• Telstra's 2015 Sydney Gay & Lesbian Mardi Gras campaign. (YouTube)Source: YouTube
Telstra will revert to playing an active role in the campaign for marriage equality in Australia, admitting it should 'step forward' rather than back in the corporate push.
Drew Sheldrick

18 Apr 2016 - 2:48 PM  UPDATED 18 Apr 2016 - 4:24 PM

Telstra has reversed its decision to pull out of a corporate campaign for same-sex marriage in Australia following a week of community anger and boycott threats.

Telstra confirmed the latest change in position to SBS, with CEO Andy Penn acknowledging the significant debate and commentary regarding the company's initial decision.

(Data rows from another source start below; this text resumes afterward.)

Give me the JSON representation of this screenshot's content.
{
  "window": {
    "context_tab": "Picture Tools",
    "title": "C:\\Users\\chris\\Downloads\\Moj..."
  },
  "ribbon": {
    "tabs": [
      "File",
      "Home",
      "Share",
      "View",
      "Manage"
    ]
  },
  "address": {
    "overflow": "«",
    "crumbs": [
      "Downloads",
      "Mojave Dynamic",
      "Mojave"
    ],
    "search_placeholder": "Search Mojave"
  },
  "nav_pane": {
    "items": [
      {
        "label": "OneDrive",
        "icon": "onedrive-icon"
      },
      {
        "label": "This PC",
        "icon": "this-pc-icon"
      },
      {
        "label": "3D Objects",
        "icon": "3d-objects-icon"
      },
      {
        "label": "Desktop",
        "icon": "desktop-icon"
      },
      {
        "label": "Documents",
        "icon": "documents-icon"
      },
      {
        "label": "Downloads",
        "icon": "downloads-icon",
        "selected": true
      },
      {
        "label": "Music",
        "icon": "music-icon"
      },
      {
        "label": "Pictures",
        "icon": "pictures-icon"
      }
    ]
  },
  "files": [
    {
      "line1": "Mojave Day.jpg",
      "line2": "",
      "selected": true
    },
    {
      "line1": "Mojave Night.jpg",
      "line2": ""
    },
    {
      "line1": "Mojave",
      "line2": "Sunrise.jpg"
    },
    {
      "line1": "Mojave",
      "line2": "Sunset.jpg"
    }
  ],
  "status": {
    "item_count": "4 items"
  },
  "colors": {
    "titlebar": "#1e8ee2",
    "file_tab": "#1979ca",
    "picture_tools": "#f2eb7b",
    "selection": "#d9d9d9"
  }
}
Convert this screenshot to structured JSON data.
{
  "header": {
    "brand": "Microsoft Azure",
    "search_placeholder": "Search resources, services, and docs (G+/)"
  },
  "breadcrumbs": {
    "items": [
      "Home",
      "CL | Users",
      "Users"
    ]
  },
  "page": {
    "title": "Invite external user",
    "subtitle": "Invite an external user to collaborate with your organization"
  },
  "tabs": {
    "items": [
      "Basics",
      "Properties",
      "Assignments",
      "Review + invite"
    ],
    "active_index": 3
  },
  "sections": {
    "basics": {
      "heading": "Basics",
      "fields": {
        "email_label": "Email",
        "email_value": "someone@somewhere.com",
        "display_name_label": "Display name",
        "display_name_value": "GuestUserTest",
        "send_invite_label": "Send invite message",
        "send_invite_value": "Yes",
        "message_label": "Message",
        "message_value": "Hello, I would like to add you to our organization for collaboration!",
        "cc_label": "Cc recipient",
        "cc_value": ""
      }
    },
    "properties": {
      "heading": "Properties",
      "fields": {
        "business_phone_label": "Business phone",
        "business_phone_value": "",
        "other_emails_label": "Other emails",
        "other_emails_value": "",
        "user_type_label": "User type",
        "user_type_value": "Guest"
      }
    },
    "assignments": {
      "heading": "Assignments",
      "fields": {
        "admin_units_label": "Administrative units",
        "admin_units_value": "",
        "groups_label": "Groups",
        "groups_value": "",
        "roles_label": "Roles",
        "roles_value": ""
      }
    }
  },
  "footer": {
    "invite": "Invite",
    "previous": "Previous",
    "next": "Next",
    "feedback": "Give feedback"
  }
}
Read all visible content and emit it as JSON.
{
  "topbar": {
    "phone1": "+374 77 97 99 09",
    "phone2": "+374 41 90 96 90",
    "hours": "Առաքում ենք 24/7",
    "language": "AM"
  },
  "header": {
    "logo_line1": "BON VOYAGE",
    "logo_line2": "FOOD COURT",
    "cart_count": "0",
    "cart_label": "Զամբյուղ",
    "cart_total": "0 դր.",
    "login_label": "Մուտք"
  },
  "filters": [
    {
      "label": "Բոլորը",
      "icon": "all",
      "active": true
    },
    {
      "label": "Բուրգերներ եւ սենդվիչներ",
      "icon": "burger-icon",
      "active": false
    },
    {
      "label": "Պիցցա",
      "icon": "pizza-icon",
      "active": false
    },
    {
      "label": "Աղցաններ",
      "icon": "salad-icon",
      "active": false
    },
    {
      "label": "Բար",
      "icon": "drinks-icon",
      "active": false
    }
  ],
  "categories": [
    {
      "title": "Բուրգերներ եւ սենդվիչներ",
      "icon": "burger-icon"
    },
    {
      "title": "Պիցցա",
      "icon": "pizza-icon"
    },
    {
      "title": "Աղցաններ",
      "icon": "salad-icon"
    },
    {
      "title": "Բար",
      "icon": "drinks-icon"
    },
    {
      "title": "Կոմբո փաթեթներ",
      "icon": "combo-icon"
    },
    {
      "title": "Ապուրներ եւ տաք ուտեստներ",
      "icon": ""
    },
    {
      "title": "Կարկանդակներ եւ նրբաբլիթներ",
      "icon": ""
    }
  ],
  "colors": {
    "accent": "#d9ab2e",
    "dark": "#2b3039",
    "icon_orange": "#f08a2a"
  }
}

"Last week we advised that out of respect for the individual our view had been that we would not add further to the debate on marriage equality ahead of a plebiscite or parliamentary debate. It is clear that rather than Telstra stepping back we should in fact step forward and support our view for marriage equality and so that is what we will do," Penn said.

"By renewing our active position, we acknowledge that we are at equal risk of inflaming a new debate but it is the right thing to do. It also remains very important that we continue to recognise and respect the right of the individual to hold their own view on this issue."

Telstra facing gay business boycott
The fallout continues from Telstra's decision to no longer publicly agitate for marriage equality in Australia.

Last week, LGBTQI business organisations in three states condemned Telstra for its earlier decision and raised concerns about the well-being of LGBTQI Telstra staff. Same-sex marriage supporters also threatened a boycott of the telco's services, many using social media to post pictures of them signing up with other providers.

The Australian newspaper first reported on Wednesday that Telstra had retreated from the public campaign after the Catholic Church threatened a boycott of companies involved.

The Catholic Church also contacted the office of SBS managing director Michael Ebeid and urged him to abandon his public support for same-sex marriage in a letter received last year. Fairfax Media reported that the church contacted Qantas CEO Alan Joyce as well.

Both men are among Australia’s most prominent gay chief executives.